> WORK INSTRUCTION: All the data should be repeated exactly. Any image in it is left out.

> Items from an interface collection:
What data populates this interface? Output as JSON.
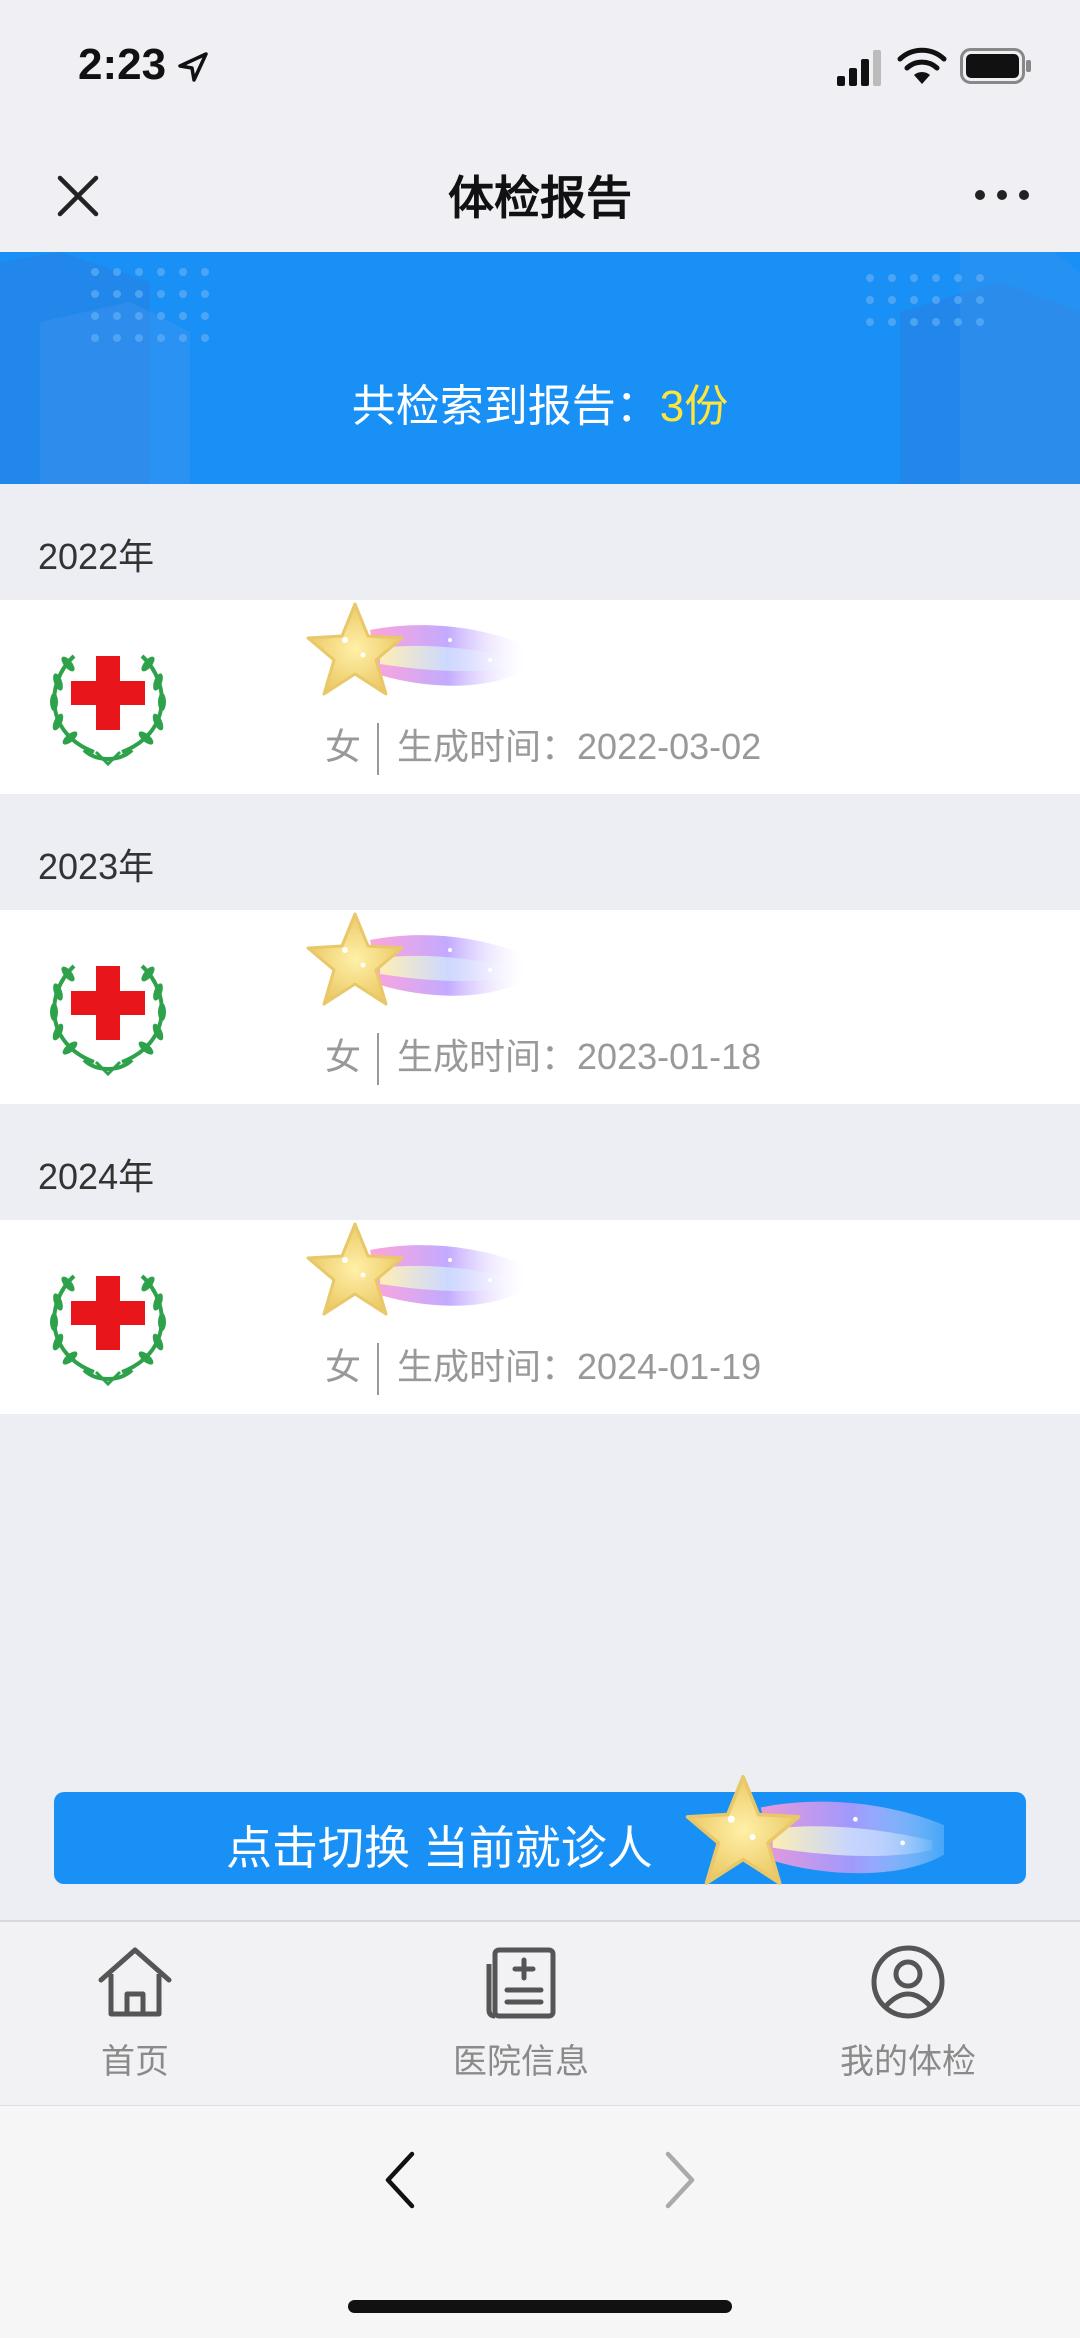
{
  "status_bar": {
    "time": "2:23"
  },
  "nav": {
    "title": "体检报告"
  },
  "banner": {
    "prefix": "共检索到报告：",
    "count": "3份"
  },
  "reports": [
    {
      "year": "2022年",
      "gender": "女",
      "time_label": "生成时间：",
      "date": "2022-03-02"
    },
    {
      "year": "2023年",
      "gender": "女",
      "time_label": "生成时间：",
      "date": "2023-01-18"
    },
    {
      "year": "2024年",
      "gender": "女",
      "time_label": "生成时间：",
      "date": "2024-01-19"
    }
  ],
  "switch_button": {
    "label": "点击切换 当前就诊人"
  },
  "tabbar": [
    {
      "label": "首页",
      "icon": "home-icon"
    },
    {
      "label": "医院信息",
      "icon": "hospital-info-icon"
    },
    {
      "label": "我的体检",
      "icon": "user-icon"
    }
  ],
  "colors": {
    "accent": "#1890f5",
    "count": "#ffe53b",
    "cross": "#e8151b",
    "wreath": "#2ea24a"
  }
}
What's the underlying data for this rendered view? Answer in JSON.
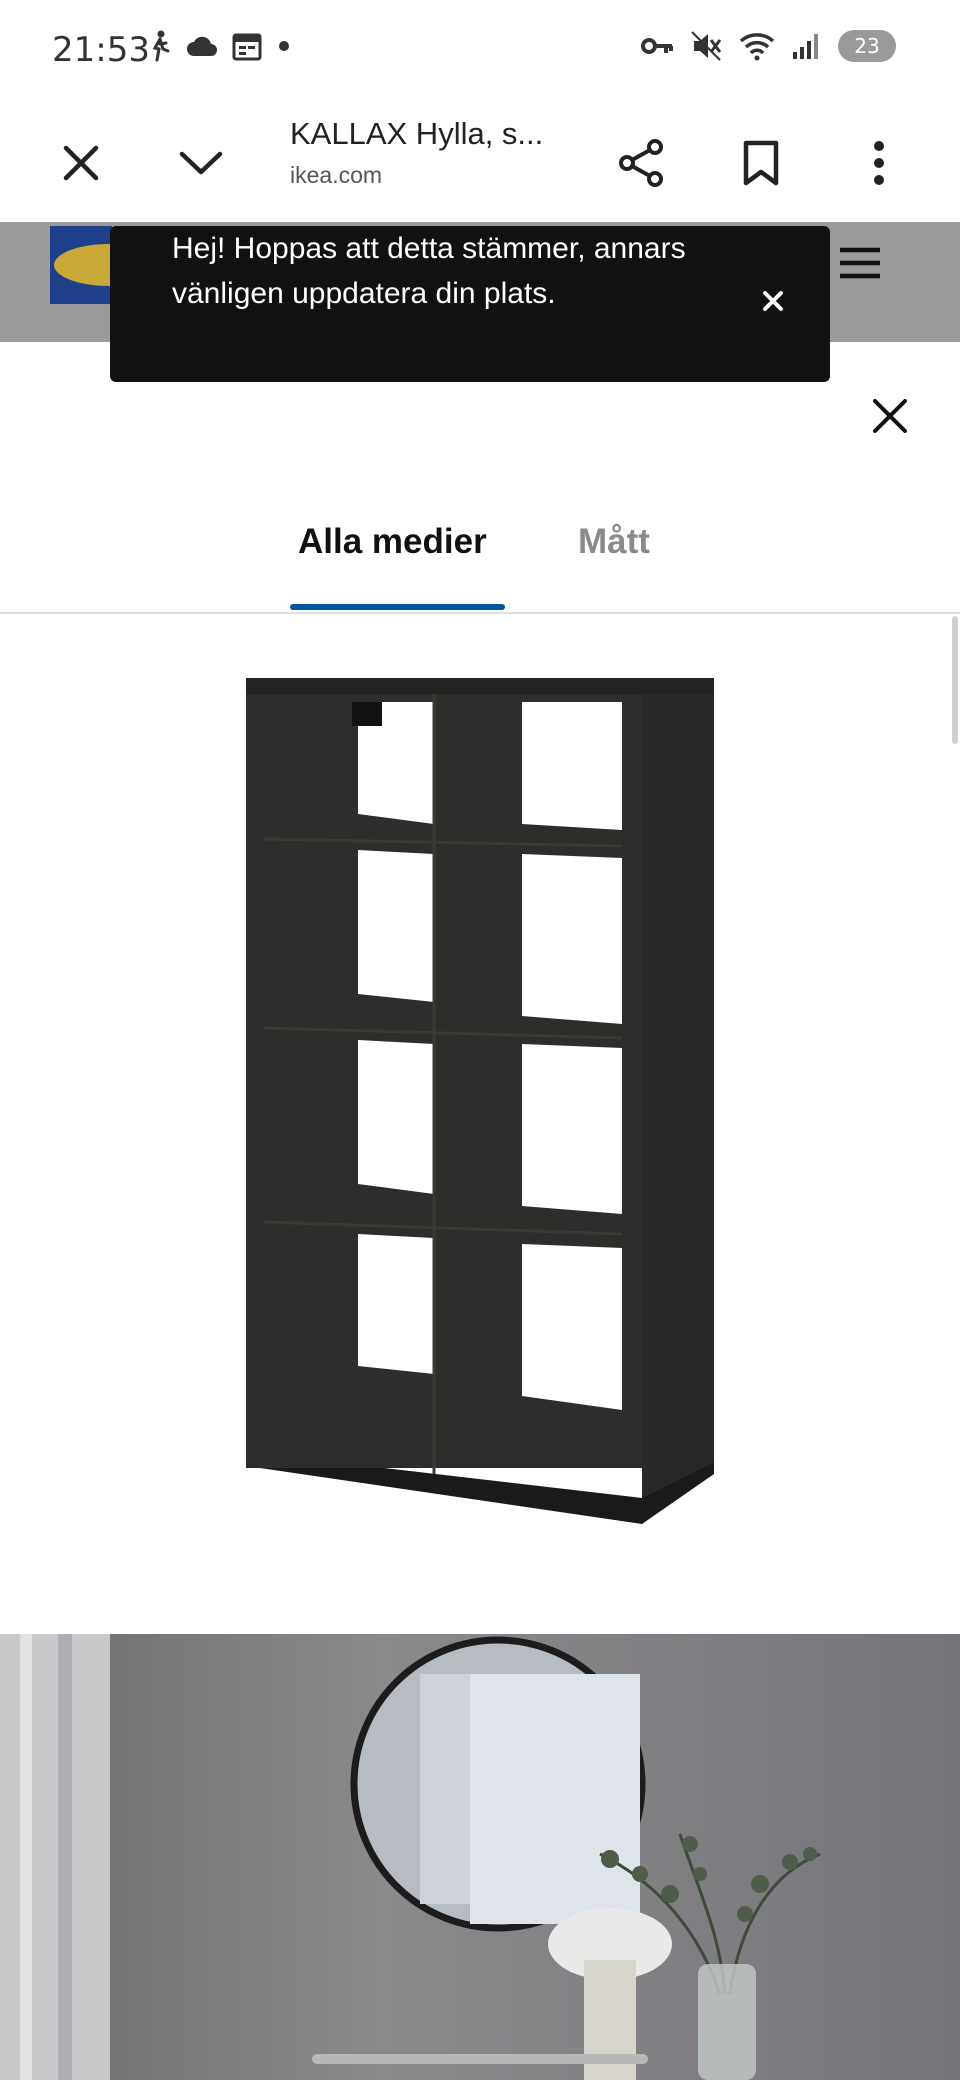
{
  "status_bar": {
    "time": "21:53",
    "battery": "23",
    "left_icons": [
      "walk-icon",
      "cloud-icon",
      "calendar-icon",
      "dot-icon"
    ],
    "right_icons": [
      "vpn-key-icon",
      "mute-icon",
      "wifi-icon",
      "signal-icon"
    ]
  },
  "browser": {
    "title": "KALLAX Hylla, s...",
    "url": "ikea.com",
    "icons": [
      "close-icon",
      "chevron-down-icon",
      "share-icon",
      "bookmark-icon",
      "more-vert-icon"
    ]
  },
  "toast": {
    "message": "Hej! Hoppas att detta stämmer, annars vänligen uppdatera din plats."
  },
  "media_viewer": {
    "tabs": [
      {
        "label": "Alla medier",
        "active": true
      },
      {
        "label": "Mått",
        "active": false
      }
    ]
  },
  "colors": {
    "accent": "#0058a3",
    "toast_bg": "#111111",
    "shelf": "#2e2d2b",
    "header_overlay": "#9b9b9b"
  }
}
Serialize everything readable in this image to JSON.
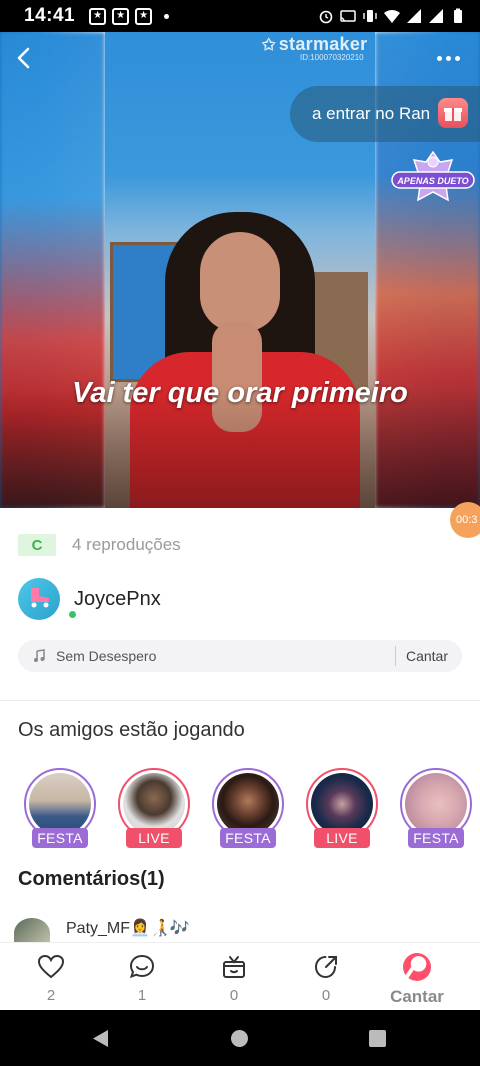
{
  "status_bar": {
    "time": "14:41",
    "notification_icons": [
      "star-app-icon",
      "star-app-icon",
      "star-app-icon"
    ]
  },
  "video": {
    "watermark": "starmaker",
    "watermark_id": "ID:100070320210",
    "banner_text": "a entrar no Ran",
    "badge": "APENAS DUETO",
    "lyric": "Vai ter que orar primeiro",
    "timer": "00:3"
  },
  "meta": {
    "grade": "C",
    "plays": "4 reproduções"
  },
  "author": {
    "name": "JoycePnx"
  },
  "song": {
    "title": "Sem Desespero",
    "action": "Cantar"
  },
  "friends": {
    "title": "Os amigos estão jogando",
    "items": [
      {
        "tag": "FESTA",
        "type": "festa"
      },
      {
        "tag": "LIVE",
        "type": "live"
      },
      {
        "tag": "FESTA",
        "type": "festa"
      },
      {
        "tag": "LIVE",
        "type": "live"
      },
      {
        "tag": "FESTA",
        "type": "festa"
      }
    ]
  },
  "comments": {
    "title": "Comentários(1)",
    "first_user": "Paty_MF👩‍💼🧑‍🦯🎶"
  },
  "actions": {
    "likes": "2",
    "comments": "1",
    "gifts": "0",
    "shares": "0",
    "sing_label": "Cantar"
  },
  "colors": {
    "accent": "#ff4f6a",
    "festa": "#9b6bd6",
    "live": "#f0506a",
    "grade_green": "#3cb44b"
  }
}
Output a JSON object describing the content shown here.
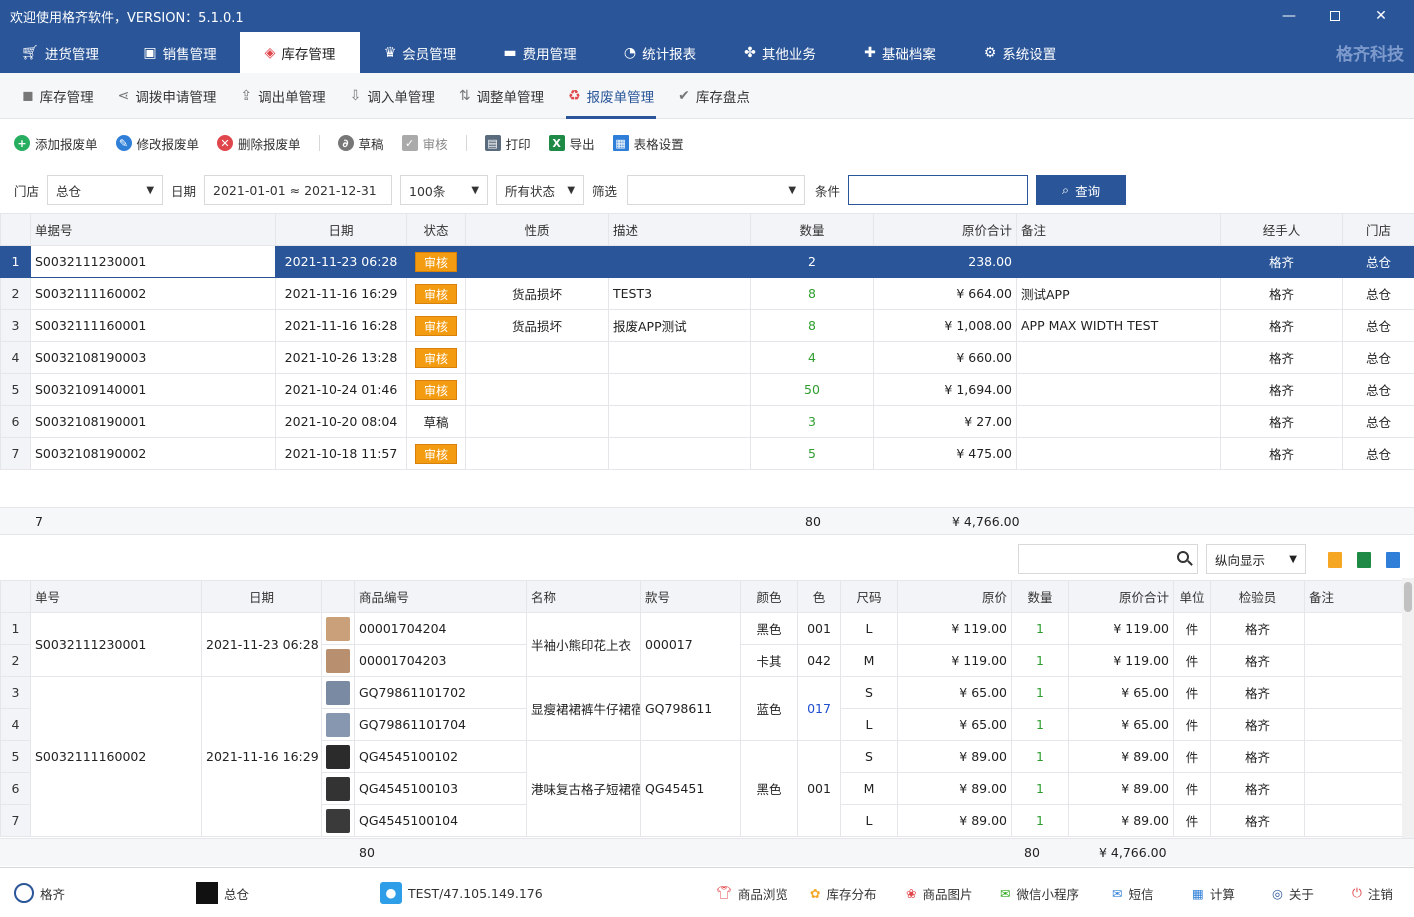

> YOUR SOLUTION:
What data populates this interface? Output as JSON.
{
  "status_bar": {
    "time": "2:23"
  },
  "nav": {
    "title": "体检报告"
  },
  "banner": {
    "prefix": "共检索到报告：",
    "count": "3份"
  },
  "reports": [
    {
      "year": "2022年",
      "gender": "女",
      "time_label": "生成时间：",
      "date": "2022-03-02"
    },
    {
      "year": "2023年",
      "gender": "女",
      "time_label": "生成时间：",
      "date": "2023-01-18"
    },
    {
      "year": "2024年",
      "gender": "女",
      "time_label": "生成时间：",
      "date": "2024-01-19"
    }
  ],
  "switch_button": {
    "label": "点击切换 当前就诊人"
  },
  "tabbar": [
    {
      "label": "首页",
      "icon": "home-icon"
    },
    {
      "label": "医院信息",
      "icon": "hospital-info-icon"
    },
    {
      "label": "我的体检",
      "icon": "user-icon"
    }
  ],
  "colors": {
    "accent": "#1890f5",
    "count": "#ffe53b",
    "cross": "#e8151b",
    "wreath": "#2ea24a"
  }
}
What's the underlying data for this rendered view? Answer in JSON.
{
  "status_bar": {
    "time": "21:53",
    "battery": "23",
    "left_icons": [
      "walk-icon",
      "cloud-icon",
      "calendar-icon",
      "dot-icon"
    ],
    "right_icons": [
      "vpn-key-icon",
      "mute-icon",
      "wifi-icon",
      "signal-icon"
    ]
  },
  "browser": {
    "title": "KALLAX Hylla, s...",
    "url": "ikea.com",
    "icons": [
      "close-icon",
      "chevron-down-icon",
      "share-icon",
      "bookmark-icon",
      "more-vert-icon"
    ]
  },
  "toast": {
    "message": "Hej! Hoppas att detta stämmer, annars vänligen uppdatera din plats."
  },
  "media_viewer": {
    "tabs": [
      {
        "label": "Alla medier",
        "active": true
      },
      {
        "label": "Mått",
        "active": false
      }
    ]
  },
  "colors": {
    "accent": "#0058a3",
    "toast_bg": "#111111",
    "shelf": "#2e2d2b",
    "header_overlay": "#9b9b9b"
  }
}
Serialize everything readable in this image to JSON.
{
  "status_bar": {
    "time": "14:41",
    "notification_icons": [
      "star-app-icon",
      "star-app-icon",
      "star-app-icon"
    ]
  },
  "video": {
    "watermark": "starmaker",
    "watermark_id": "ID:100070320210",
    "banner_text": "a entrar no Ran",
    "badge": "APENAS DUETO",
    "lyric": "Vai ter que orar primeiro",
    "timer": "00:3"
  },
  "meta": {
    "grade": "C",
    "plays": "4 reproduções"
  },
  "author": {
    "name": "JoycePnx"
  },
  "song": {
    "title": "Sem Desespero",
    "action": "Cantar"
  },
  "friends": {
    "title": "Os amigos estão jogando",
    "items": [
      {
        "tag": "FESTA",
        "type": "festa"
      },
      {
        "tag": "LIVE",
        "type": "live"
      },
      {
        "tag": "FESTA",
        "type": "festa"
      },
      {
        "tag": "LIVE",
        "type": "live"
      },
      {
        "tag": "FESTA",
        "type": "festa"
      }
    ]
  },
  "comments": {
    "title": "Comentários(1)",
    "first_user": "Paty_MF👩‍💼🧑‍🦯🎶"
  },
  "actions": {
    "likes": "2",
    "comments": "1",
    "gifts": "0",
    "shares": "0",
    "sing_label": "Cantar"
  },
  "colors": {
    "accent": "#ff4f6a",
    "festa": "#9b6bd6",
    "live": "#f0506a",
    "grade_green": "#3cb44b"
  }
}
Output a JSON object describing the content shown here.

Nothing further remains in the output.